Data records:
[Start of section]

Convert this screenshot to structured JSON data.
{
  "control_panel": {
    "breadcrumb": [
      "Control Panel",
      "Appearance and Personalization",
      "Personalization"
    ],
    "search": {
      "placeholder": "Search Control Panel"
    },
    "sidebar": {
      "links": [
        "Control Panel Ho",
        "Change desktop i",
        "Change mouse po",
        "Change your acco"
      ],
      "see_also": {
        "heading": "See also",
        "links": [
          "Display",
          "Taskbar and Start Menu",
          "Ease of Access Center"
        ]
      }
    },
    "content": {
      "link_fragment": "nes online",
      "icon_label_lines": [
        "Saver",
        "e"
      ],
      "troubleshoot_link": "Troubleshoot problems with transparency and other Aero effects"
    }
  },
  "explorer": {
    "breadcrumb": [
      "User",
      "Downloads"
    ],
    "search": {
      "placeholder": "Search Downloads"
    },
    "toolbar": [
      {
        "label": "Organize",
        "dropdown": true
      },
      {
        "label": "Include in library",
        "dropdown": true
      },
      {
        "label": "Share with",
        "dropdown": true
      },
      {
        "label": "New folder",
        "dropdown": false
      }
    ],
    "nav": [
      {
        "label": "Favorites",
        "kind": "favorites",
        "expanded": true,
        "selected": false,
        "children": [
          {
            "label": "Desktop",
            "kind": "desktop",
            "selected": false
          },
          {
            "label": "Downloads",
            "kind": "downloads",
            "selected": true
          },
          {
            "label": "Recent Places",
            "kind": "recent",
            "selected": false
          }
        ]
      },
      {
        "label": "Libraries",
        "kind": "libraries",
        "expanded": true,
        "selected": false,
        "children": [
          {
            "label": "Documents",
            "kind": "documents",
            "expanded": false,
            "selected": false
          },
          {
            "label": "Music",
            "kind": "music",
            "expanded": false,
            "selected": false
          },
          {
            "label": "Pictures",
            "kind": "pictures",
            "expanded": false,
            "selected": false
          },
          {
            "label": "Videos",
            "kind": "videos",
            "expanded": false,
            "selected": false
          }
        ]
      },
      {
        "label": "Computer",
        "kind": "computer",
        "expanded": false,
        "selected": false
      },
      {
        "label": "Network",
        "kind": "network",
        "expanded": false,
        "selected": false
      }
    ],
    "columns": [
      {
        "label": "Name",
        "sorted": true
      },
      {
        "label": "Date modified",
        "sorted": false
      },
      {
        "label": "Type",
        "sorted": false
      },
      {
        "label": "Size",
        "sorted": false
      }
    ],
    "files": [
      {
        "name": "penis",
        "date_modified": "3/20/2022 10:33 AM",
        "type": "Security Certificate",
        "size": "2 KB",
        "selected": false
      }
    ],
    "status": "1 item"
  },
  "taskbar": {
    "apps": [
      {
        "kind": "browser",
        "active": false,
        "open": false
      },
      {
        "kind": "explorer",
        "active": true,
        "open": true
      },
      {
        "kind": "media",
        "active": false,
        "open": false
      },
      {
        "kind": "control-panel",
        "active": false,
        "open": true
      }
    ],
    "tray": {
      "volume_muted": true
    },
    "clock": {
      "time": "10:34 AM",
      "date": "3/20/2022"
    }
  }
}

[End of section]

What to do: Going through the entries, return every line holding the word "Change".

Task response:
        "Change desktop i",
        "Change mouse po",
        "Change your acco"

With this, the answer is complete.